Stuck Apart misses a key ingredient — a personality of any kind. This is a dud.
This review of Netflix film Stuck Apart contains no spoilers. The drama was released on the streaming service on January 8, 2021.
Coming on the second Friday of 2021 is Turkish film Stuck Apart that follows a man called Aziz who is going through a dire existential crisis, which I’m told is common the older you get; the more life moves by, the more regrets. So here we have a fictional case study, supposedly laced with comedy and drama. The film builds a narrative that Aziz craves youth, and he’s depressingly unhappy with his private and personal life; even his family are deeply involved, which compounds a vicious issue. He wants to be alone, and he wants freedom. He’s an introvert’s dream.
Apparently, Netflix’s Stuck Apart is a comedy, but it plays entirely like a drama that beats the same miserable drum.

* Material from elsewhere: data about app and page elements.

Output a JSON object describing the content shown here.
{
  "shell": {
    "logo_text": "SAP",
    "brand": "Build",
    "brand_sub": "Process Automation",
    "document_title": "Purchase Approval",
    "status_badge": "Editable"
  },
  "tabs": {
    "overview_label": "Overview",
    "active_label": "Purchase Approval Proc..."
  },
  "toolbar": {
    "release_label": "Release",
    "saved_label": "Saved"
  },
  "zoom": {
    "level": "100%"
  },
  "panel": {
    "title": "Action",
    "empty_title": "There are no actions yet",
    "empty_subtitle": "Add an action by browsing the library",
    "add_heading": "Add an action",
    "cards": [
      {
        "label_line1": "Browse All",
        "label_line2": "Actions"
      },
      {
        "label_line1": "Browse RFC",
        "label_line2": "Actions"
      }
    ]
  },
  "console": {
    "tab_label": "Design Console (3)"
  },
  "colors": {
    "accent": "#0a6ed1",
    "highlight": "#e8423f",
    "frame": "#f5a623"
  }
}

Audiences know that existential crises are boring; if you see a family member or friend go through one, it’s hardly a surge of entertainment. In film form, it’s best not to truly reflect how boring they are. The script fails to shine any form of amusement, vying for dark comedy but ending up with a numb plot. And while some will argue that this is meant to be a reflection of mental health, the shot back is that it’s also meant to be funny.
Rather than inject the script with personality, it strips any chance of energy from the lead character and reduces him to a pulp of glumness. The film is on point with the theme, but its loyalty to it offers no favours. Frankly, it’s a snooze-fest, and while the performances are okay, the Netflix film is hardly indicative of refined character profiling.
So while the lead character’s existential crisis is apparent, it lulls the audience into the same downcast mood, and the last thing we need after a horrendous 2020 is to overthink our purpose in life. Stuck Apart misses a key ingredient — a personality of any kind. This is a dud.